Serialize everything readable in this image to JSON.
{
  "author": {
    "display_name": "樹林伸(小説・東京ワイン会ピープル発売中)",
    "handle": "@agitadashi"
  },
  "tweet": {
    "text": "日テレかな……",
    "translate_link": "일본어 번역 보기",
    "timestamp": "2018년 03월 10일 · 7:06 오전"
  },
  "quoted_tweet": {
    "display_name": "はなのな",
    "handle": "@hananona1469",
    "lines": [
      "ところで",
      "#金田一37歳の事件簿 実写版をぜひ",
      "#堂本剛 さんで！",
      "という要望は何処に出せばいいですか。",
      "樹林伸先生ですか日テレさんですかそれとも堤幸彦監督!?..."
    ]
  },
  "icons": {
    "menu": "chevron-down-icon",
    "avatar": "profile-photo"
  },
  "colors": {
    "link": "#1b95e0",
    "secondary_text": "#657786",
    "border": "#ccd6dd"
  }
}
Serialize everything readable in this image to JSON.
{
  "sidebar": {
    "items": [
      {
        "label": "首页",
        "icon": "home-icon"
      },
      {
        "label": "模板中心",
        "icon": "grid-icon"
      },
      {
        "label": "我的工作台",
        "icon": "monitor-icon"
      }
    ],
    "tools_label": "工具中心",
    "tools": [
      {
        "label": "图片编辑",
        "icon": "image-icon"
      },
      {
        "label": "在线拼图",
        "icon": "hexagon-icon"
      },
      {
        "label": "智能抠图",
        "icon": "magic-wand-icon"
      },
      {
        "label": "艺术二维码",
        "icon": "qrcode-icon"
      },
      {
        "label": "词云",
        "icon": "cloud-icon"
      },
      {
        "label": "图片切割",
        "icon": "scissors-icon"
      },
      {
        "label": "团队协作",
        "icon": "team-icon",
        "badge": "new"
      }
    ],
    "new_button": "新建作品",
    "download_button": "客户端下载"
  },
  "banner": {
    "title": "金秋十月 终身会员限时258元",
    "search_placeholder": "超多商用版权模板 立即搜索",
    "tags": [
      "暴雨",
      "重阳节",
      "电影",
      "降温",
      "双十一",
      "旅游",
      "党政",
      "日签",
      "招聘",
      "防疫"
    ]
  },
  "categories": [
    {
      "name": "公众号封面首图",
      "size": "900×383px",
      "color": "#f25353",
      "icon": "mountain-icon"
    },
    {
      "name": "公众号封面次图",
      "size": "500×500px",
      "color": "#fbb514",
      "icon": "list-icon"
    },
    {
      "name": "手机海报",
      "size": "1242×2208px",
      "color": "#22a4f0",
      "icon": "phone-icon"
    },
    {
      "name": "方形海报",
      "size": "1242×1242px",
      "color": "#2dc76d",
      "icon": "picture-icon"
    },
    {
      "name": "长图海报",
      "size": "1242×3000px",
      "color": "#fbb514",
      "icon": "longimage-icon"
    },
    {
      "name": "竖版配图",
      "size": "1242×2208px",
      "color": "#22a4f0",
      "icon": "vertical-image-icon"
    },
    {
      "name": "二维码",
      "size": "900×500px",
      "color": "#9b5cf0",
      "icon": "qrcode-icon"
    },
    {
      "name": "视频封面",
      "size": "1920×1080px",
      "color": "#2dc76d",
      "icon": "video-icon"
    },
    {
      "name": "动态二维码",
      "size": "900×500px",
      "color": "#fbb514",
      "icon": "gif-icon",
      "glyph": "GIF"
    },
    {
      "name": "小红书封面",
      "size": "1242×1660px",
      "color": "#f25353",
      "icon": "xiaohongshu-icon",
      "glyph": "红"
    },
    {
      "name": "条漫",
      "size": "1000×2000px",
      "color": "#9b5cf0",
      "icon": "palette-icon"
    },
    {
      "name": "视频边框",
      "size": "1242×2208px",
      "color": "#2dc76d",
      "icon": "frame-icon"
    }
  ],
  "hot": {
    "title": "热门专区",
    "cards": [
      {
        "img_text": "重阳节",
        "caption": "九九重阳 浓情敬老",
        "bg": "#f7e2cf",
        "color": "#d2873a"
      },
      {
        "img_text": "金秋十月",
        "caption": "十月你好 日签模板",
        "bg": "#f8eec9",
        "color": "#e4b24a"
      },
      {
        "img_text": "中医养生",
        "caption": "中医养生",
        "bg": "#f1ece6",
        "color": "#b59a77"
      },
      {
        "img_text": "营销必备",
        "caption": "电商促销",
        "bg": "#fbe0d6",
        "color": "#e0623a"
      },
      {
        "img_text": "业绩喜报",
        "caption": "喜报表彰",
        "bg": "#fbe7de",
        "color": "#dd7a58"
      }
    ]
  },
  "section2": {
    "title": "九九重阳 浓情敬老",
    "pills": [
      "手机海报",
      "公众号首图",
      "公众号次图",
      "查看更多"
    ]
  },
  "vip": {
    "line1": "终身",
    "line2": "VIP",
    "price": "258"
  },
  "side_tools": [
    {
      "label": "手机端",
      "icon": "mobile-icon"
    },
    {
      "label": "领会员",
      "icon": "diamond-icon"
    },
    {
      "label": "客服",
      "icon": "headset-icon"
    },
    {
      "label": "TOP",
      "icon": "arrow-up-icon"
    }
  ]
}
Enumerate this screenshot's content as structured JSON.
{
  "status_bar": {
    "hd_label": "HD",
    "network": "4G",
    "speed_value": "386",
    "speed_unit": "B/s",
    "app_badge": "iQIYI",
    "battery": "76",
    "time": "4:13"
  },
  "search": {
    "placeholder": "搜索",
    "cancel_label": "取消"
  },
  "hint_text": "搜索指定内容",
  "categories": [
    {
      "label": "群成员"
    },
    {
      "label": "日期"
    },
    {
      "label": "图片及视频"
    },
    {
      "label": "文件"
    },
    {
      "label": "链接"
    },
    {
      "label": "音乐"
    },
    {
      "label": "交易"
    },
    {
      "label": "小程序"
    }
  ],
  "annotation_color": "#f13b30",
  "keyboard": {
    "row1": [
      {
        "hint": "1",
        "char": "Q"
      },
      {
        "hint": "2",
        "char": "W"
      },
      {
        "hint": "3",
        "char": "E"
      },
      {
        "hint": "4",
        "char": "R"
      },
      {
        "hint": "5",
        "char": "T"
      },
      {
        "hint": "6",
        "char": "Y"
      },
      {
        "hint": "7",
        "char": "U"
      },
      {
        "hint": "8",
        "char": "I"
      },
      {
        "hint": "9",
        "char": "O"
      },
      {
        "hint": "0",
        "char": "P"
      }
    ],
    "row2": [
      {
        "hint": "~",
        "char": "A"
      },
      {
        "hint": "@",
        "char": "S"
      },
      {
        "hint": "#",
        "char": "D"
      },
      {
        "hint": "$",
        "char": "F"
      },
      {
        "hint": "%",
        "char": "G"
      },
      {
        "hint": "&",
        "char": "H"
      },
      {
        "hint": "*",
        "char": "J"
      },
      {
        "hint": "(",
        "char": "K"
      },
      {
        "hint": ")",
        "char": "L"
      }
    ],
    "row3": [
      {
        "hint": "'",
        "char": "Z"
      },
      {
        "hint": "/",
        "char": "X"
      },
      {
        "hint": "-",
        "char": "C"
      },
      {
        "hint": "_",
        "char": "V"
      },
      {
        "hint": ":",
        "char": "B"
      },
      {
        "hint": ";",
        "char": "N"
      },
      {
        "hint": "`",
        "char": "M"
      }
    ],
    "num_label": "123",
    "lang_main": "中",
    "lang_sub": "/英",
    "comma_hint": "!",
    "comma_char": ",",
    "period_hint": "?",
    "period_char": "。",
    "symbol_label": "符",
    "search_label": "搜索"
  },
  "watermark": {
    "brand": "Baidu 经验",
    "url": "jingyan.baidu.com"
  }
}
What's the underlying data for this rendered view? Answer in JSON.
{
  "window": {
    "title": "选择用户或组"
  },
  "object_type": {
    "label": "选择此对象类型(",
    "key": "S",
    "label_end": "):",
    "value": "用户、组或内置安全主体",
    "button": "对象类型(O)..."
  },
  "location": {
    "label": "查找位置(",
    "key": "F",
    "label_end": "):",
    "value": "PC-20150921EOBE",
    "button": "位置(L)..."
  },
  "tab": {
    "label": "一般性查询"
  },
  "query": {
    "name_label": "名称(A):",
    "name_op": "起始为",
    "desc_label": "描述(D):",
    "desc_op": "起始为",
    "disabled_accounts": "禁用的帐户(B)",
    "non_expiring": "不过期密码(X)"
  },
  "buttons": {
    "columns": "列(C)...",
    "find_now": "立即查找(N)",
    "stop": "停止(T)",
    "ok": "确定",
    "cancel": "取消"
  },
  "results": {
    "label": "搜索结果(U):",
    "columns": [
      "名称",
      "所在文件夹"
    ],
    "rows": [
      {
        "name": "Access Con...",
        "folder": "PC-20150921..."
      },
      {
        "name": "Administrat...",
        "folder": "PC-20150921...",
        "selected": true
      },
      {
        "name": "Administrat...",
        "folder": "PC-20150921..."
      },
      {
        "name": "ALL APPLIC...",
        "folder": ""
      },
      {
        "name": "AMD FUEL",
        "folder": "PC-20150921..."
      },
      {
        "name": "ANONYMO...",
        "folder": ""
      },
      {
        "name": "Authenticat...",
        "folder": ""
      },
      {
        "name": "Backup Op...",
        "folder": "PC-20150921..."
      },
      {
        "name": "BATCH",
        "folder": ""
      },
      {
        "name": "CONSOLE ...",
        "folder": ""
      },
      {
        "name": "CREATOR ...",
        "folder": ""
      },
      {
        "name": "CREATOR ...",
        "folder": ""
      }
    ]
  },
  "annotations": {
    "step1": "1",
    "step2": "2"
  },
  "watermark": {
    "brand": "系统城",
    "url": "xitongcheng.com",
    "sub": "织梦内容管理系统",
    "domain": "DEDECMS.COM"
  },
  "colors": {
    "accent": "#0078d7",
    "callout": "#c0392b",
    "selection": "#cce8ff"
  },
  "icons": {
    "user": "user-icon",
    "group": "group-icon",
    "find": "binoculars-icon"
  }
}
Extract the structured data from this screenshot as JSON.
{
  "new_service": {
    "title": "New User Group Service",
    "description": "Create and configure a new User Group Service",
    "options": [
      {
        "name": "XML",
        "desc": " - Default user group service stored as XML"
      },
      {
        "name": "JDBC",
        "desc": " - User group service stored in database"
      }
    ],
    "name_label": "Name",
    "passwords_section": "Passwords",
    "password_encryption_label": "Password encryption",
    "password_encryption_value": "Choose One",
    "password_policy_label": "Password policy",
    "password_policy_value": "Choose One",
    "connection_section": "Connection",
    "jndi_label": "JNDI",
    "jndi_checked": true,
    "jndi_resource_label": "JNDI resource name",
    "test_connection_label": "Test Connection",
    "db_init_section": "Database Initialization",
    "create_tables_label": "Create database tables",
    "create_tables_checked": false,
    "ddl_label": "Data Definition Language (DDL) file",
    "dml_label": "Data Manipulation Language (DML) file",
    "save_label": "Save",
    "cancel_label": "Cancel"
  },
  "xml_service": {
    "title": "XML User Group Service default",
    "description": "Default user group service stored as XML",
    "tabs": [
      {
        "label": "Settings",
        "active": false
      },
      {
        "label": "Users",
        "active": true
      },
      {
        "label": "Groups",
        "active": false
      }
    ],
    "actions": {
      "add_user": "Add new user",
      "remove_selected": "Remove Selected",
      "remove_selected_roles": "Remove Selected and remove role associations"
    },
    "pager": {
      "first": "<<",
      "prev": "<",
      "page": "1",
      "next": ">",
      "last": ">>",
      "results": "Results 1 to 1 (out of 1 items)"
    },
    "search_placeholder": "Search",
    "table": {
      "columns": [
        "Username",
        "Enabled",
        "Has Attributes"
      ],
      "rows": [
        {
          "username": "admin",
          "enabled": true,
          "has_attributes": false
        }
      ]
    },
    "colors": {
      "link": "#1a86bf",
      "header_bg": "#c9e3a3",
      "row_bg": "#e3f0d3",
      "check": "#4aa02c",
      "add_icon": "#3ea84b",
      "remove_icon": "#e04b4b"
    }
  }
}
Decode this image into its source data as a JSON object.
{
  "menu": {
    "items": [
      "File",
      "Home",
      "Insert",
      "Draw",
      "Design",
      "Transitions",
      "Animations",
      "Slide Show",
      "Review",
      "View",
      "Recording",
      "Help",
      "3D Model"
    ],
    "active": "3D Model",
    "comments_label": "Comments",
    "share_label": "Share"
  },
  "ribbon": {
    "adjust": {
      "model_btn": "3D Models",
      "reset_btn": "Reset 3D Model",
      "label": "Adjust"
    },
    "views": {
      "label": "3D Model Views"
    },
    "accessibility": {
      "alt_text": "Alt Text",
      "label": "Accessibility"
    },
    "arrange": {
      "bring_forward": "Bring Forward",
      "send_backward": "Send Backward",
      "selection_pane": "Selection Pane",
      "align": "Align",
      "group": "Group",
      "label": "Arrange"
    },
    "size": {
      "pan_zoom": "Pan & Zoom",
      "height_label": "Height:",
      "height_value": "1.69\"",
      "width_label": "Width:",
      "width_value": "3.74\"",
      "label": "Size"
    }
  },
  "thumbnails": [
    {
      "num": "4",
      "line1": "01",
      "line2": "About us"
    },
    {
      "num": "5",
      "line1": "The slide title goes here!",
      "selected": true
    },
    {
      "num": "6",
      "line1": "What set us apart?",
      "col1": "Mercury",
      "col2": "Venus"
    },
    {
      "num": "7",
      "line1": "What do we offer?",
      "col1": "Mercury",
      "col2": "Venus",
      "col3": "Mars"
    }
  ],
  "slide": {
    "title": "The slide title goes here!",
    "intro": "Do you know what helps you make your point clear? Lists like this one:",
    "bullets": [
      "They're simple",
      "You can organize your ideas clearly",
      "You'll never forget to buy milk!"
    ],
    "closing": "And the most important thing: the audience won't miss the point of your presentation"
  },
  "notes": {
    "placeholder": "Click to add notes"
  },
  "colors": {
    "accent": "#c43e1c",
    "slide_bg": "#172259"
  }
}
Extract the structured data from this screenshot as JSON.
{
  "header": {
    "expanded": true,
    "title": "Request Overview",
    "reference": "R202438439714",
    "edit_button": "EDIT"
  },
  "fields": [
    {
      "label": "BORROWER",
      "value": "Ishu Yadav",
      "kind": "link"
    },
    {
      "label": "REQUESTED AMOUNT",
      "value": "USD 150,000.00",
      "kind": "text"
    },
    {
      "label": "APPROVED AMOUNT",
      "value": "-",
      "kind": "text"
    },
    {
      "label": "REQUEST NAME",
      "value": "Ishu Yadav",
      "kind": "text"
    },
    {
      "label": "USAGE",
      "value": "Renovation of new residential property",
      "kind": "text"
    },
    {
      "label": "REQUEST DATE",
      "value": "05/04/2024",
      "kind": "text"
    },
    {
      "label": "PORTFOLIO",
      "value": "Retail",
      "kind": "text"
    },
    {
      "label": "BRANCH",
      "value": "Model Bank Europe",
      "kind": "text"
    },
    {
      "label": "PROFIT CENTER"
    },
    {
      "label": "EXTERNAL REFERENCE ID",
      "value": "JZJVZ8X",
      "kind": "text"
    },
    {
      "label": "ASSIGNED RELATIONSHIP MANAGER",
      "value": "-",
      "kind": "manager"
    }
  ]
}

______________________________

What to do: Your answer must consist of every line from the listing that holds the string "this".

Exercise result:
Serialize everything readable in this image to JSON.
Serialize everything readable in this image to JSON.
Enumerate this screenshot's content as structured JSON.
What's the underlying data for this rendered view? Answer in JSON.
Extract the structured data from this screenshot as JSON.
Decode this image into its source data as a JSON object.
    "intro": "Do you know what helps you make your point clear? Lists like this one:",
Extract the structured data from this screenshot as JSON.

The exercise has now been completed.